* [Records supplied]

------

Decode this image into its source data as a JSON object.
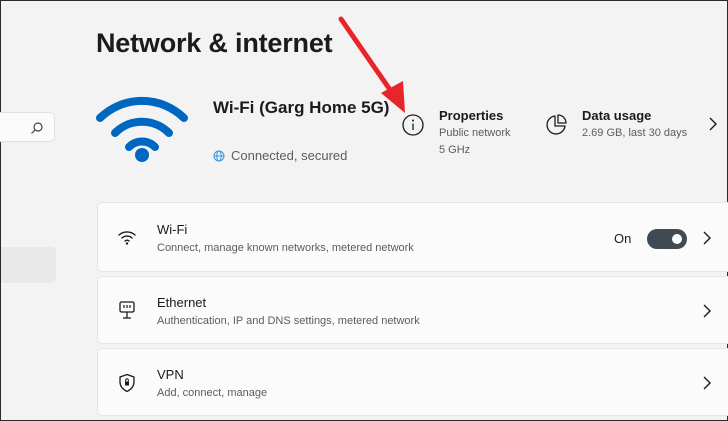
{
  "page_title": "Network & internet",
  "nav": {
    "search_icon": "search-icon"
  },
  "hero": {
    "network_name": "Wi-Fi (Garg Home 5G)",
    "status": "Connected, secured",
    "properties": {
      "title": "Properties",
      "line1": "Public network",
      "line2": "5 GHz"
    },
    "data_usage": {
      "title": "Data usage",
      "line1": "2.69 GB, last 30 days"
    }
  },
  "rows": [
    {
      "title": "Wi-Fi",
      "subtitle": "Connect, manage known networks, metered network",
      "icon": "wifi-icon",
      "toggle_label": "On",
      "toggle_on": true
    },
    {
      "title": "Ethernet",
      "subtitle": "Authentication, IP and DNS settings, metered network",
      "icon": "ethernet-icon"
    },
    {
      "title": "VPN",
      "subtitle": "Add, connect, manage",
      "icon": "vpn-shield-icon"
    }
  ],
  "colors": {
    "accent": "#0067c0",
    "annotation_arrow": "#e8262a",
    "toggle_on": "#3f4a54"
  }
}
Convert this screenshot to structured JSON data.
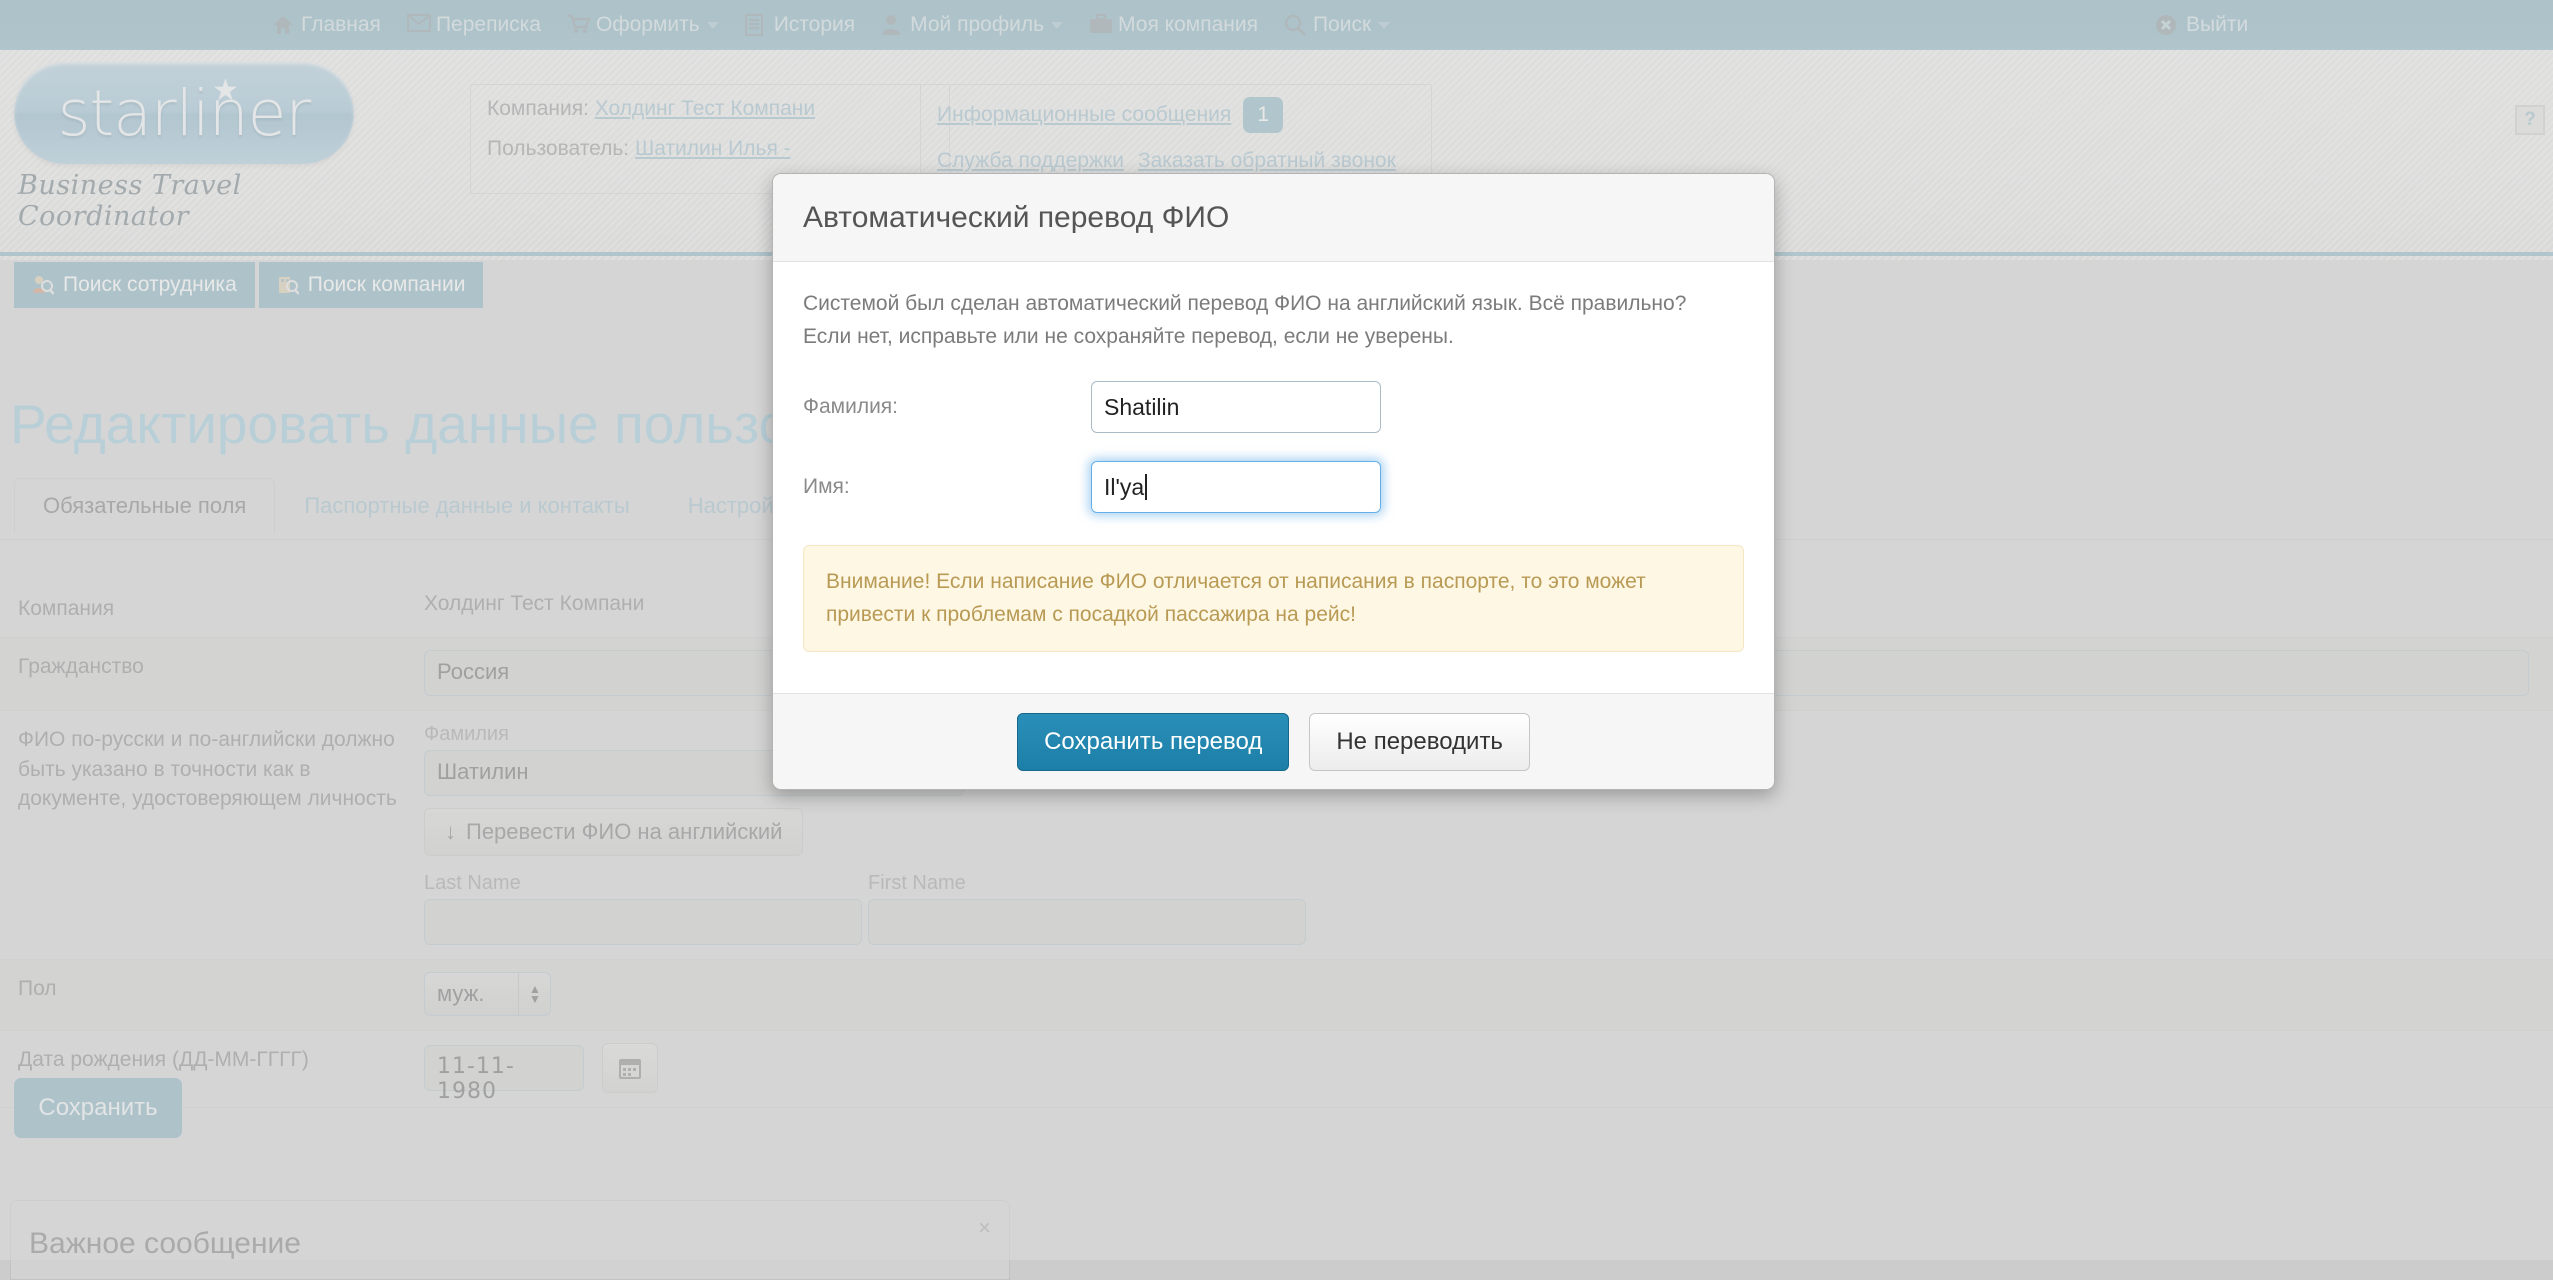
{
  "nav": {
    "items": [
      {
        "label": "Главная",
        "icon": "home-icon",
        "caret": false
      },
      {
        "label": "Переписка",
        "icon": "envelope-icon",
        "caret": false
      },
      {
        "label": "Оформить",
        "icon": "cart-icon",
        "caret": true
      },
      {
        "label": "История",
        "icon": "list-icon",
        "caret": false
      },
      {
        "label": "Мой профиль",
        "icon": "user-icon",
        "caret": true
      },
      {
        "label": "Моя компания",
        "icon": "briefcase-icon",
        "caret": false
      },
      {
        "label": "Поиск",
        "icon": "search-icon",
        "caret": true
      }
    ],
    "logout": "Выйти"
  },
  "brand": {
    "name": "starliner",
    "tagline": "Business Travel Coordinator"
  },
  "header": {
    "company_label": "Компания:",
    "company_value": "Холдинг Тест Компани",
    "user_label": "Пользователь:",
    "user_value": "Шатилин Илья -",
    "info_messages": "Информационные сообщения",
    "info_count": "1",
    "support": "Служба поддержки",
    "callback": "Заказать обратный звонок",
    "help": "?"
  },
  "subtabs": [
    {
      "label": "Поиск сотрудника",
      "icon": "people-search-icon"
    },
    {
      "label": "Поиск компании",
      "icon": "company-search-icon"
    }
  ],
  "page": {
    "title": "Редактировать данные пользователя"
  },
  "tabs": [
    {
      "label": "Обязательные поля",
      "active": true
    },
    {
      "label": "Паспортные данные и контакты",
      "active": false
    },
    {
      "label": "Настройки",
      "active": false
    }
  ],
  "form": {
    "rows": {
      "company_label": "Компания",
      "company_value": "Холдинг Тест Компани",
      "citizenship_label": "Гражданство",
      "citizenship_value": "Россия",
      "fio_label": "ФИО по-русски и по-английски должно быть указано в точности как в документе, удостоверяющем личность",
      "surname_field_label": "Фамилия",
      "surname_value": "Шатилин",
      "translate_button": "Перевести ФИО на английский",
      "translate_arrow": "↓",
      "last_name_label": "Last Name",
      "last_name_value": "",
      "first_name_label": "First Name",
      "first_name_value": "",
      "gender_label": "Пол",
      "gender_value": "муж.",
      "birthdate_label": "Дата рождения (ДД-ММ-ГГГГ)",
      "birthdate_value": "11-11-1980",
      "calendar_icon": "calendar-icon"
    },
    "save_button": "Сохранить"
  },
  "bottom_panel": {
    "title": "Важное сообщение",
    "close": "×"
  },
  "modal": {
    "title": "Автоматический перевод ФИО",
    "paragraph1": "Системой был сделан автоматический перевод ФИО на английский язык. Всё правильно?",
    "paragraph2": "Если нет, исправьте или не сохраняйте перевод, если не уверены.",
    "surname_label": "Фамилия:",
    "surname_value": "Shatilin",
    "firstname_label": "Имя:",
    "firstname_value": "Il'ya",
    "warning": "Внимание! Если написание ФИО отличается от написания в паспорте, то это может привести к проблемам с посадкой пассажира на рейс!",
    "save_button": "Сохранить перевод",
    "cancel_button": "Не переводить"
  },
  "colors": {
    "teal": "#74a6b6",
    "title_blue": "#8fc4d8",
    "primary_blue": "#1c7fa8",
    "warning_bg": "#fdf7e3",
    "warning_text": "#b99a55"
  }
}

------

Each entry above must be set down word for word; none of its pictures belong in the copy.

* [Result below]
Decode this image into its source data as a JSON object.
{
  "page_title": "Network & internet",
  "nav": {
    "search_icon": "search-icon"
  },
  "hero": {
    "network_name": "Wi-Fi (Garg Home 5G)",
    "status": "Connected, secured",
    "properties": {
      "title": "Properties",
      "line1": "Public network",
      "line2": "5 GHz"
    },
    "data_usage": {
      "title": "Data usage",
      "line1": "2.69 GB, last 30 days"
    }
  },
  "rows": [
    {
      "title": "Wi-Fi",
      "subtitle": "Connect, manage known networks, metered network",
      "icon": "wifi-icon",
      "toggle_label": "On",
      "toggle_on": true
    },
    {
      "title": "Ethernet",
      "subtitle": "Authentication, IP and DNS settings, metered network",
      "icon": "ethernet-icon"
    },
    {
      "title": "VPN",
      "subtitle": "Add, connect, manage",
      "icon": "vpn-shield-icon"
    }
  ],
  "colors": {
    "accent": "#0067c0",
    "annotation_arrow": "#e8262a",
    "toggle_on": "#3f4a54"
  }
}
Convert this screenshot to structured JSON data.
{
  "nav": {
    "items": [
      {
        "label": "Главная",
        "icon": "home-icon",
        "caret": false
      },
      {
        "label": "Переписка",
        "icon": "envelope-icon",
        "caret": false
      },
      {
        "label": "Оформить",
        "icon": "cart-icon",
        "caret": true
      },
      {
        "label": "История",
        "icon": "list-icon",
        "caret": false
      },
      {
        "label": "Мой профиль",
        "icon": "user-icon",
        "caret": true
      },
      {
        "label": "Моя компания",
        "icon": "briefcase-icon",
        "caret": false
      },
      {
        "label": "Поиск",
        "icon": "search-icon",
        "caret": true
      }
    ],
    "logout": "Выйти"
  },
  "brand": {
    "name": "starliner",
    "tagline": "Business Travel Coordinator"
  },
  "header": {
    "company_label": "Компания:",
    "company_value": "Холдинг Тест Компани",
    "user_label": "Пользователь:",
    "user_value": "Шатилин Илья -",
    "info_messages": "Информационные сообщения",
    "info_count": "1",
    "support": "Служба поддержки",
    "callback": "Заказать обратный звонок",
    "help": "?"
  },
  "subtabs": [
    {
      "label": "Поиск сотрудника",
      "icon": "people-search-icon"
    },
    {
      "label": "Поиск компании",
      "icon": "company-search-icon"
    }
  ],
  "page": {
    "title": "Редактировать данные пользователя"
  },
  "tabs": [
    {
      "label": "Обязательные поля",
      "active": true
    },
    {
      "label": "Паспортные данные и контакты",
      "active": false
    },
    {
      "label": "Настройки",
      "active": false
    }
  ],
  "form": {
    "rows": {
      "company_label": "Компания",
      "company_value": "Холдинг Тест Компани",
      "citizenship_label": "Гражданство",
      "citizenship_value": "Россия",
      "fio_label": "ФИО по-русски и по-английски должно быть указано в точности как в документе, удостоверяющем личность",
      "surname_field_label": "Фамилия",
      "surname_value": "Шатилин",
      "translate_button": "Перевести ФИО на английский",
      "translate_arrow": "↓",
      "last_name_label": "Last Name",
      "last_name_value": "",
      "first_name_label": "First Name",
      "first_name_value": "",
      "gender_label": "Пол",
      "gender_value": "муж.",
      "birthdate_label": "Дата рождения (ДД-ММ-ГГГГ)",
      "birthdate_value": "11-11-1980",
      "calendar_icon": "calendar-icon"
    },
    "save_button": "Сохранить"
  },
  "bottom_panel": {
    "title": "Важное сообщение",
    "close": "×"
  },
  "modal": {
    "title": "Автоматический перевод ФИО",
    "paragraph1": "Системой был сделан автоматический перевод ФИО на английский язык. Всё правильно?",
    "paragraph2": "Если нет, исправьте или не сохраняйте перевод, если не уверены.",
    "surname_label": "Фамилия:",
    "surname_value": "Shatilin",
    "firstname_label": "Имя:",
    "firstname_value": "Il'ya",
    "warning": "Внимание! Если написание ФИО отличается от написания в паспорте, то это может привести к проблемам с посадкой пассажира на рейс!",
    "save_button": "Сохранить перевод",
    "cancel_button": "Не переводить"
  },
  "colors": {
    "teal": "#74a6b6",
    "title_blue": "#8fc4d8",
    "primary_blue": "#1c7fa8",
    "warning_bg": "#fdf7e3",
    "warning_text": "#b99a55"
  }
}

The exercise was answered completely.